"For pastors, wanting to get at the theological heart of a text, there is some good stuff. When I am preaching, I usually try to take a peek at the Brazos volume."--Nijay K. Gupta, assistant professor of New Testament, Northeastern Seminary, Roberts Wesleyan College
"This is not a commentary in the strict sense of the term. It is a historical and theological exposition of themes that surface as the narratives of the book unfold. In this way Levering provides extensive information that throws light on what might otherwise be unfamiliar information."--Dianne Bergant, CSA, Bible Today
"[Ezra & Nehemiah] focuses on how these books fit within the overall story of the Bible. . . . This is a good addition to other commentaries helping preachers take the step from close examination of the text to seeing how each portion of this story fits in the whole flow of redemption. . . . [It] points the way to thinking more theologically in these books."--Ray Van Neste, Preaching

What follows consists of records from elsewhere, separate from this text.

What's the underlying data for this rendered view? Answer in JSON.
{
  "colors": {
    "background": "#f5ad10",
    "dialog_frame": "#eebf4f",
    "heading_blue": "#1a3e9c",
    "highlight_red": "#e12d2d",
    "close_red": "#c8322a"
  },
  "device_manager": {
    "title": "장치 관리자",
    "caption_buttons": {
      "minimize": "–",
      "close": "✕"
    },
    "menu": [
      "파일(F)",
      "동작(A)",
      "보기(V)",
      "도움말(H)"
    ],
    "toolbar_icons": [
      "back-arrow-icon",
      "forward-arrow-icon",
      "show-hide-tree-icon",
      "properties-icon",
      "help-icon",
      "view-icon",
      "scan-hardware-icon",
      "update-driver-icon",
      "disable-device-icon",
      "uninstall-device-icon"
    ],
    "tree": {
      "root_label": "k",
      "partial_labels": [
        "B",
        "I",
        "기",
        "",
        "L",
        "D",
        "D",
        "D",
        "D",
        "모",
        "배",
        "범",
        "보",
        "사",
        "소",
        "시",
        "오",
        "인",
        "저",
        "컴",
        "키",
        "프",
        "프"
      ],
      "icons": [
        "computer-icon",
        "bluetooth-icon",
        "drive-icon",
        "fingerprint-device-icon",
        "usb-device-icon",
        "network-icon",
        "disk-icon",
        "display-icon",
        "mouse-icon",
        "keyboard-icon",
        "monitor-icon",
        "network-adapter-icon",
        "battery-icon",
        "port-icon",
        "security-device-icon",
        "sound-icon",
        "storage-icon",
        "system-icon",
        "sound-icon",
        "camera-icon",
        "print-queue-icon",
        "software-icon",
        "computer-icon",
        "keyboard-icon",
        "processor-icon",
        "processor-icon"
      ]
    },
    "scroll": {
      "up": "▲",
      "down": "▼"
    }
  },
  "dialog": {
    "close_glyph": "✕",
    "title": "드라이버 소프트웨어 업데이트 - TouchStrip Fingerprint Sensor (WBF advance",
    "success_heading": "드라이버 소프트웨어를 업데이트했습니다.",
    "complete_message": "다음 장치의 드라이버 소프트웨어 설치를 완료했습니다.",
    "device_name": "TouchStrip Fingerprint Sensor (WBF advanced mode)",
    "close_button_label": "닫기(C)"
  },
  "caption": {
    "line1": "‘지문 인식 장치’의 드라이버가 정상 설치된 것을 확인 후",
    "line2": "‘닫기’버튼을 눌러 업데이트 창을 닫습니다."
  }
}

"The book well fulfills the purpose of the [Brazos Theological Commentary on the Bible] series in an intellectually coherent and interesting way. It has much to teach even those opposed to such theological readings. . . . The book might find particular use in classes within Christian theological education where the books of Ezra and Nehemiah find little, if any, purpose except as appropriated through supercessionalist readings of Second Temple Judaism, often inherent within the standard theological backgrounds of the discourse."--John W. Wright, Religious Studies Review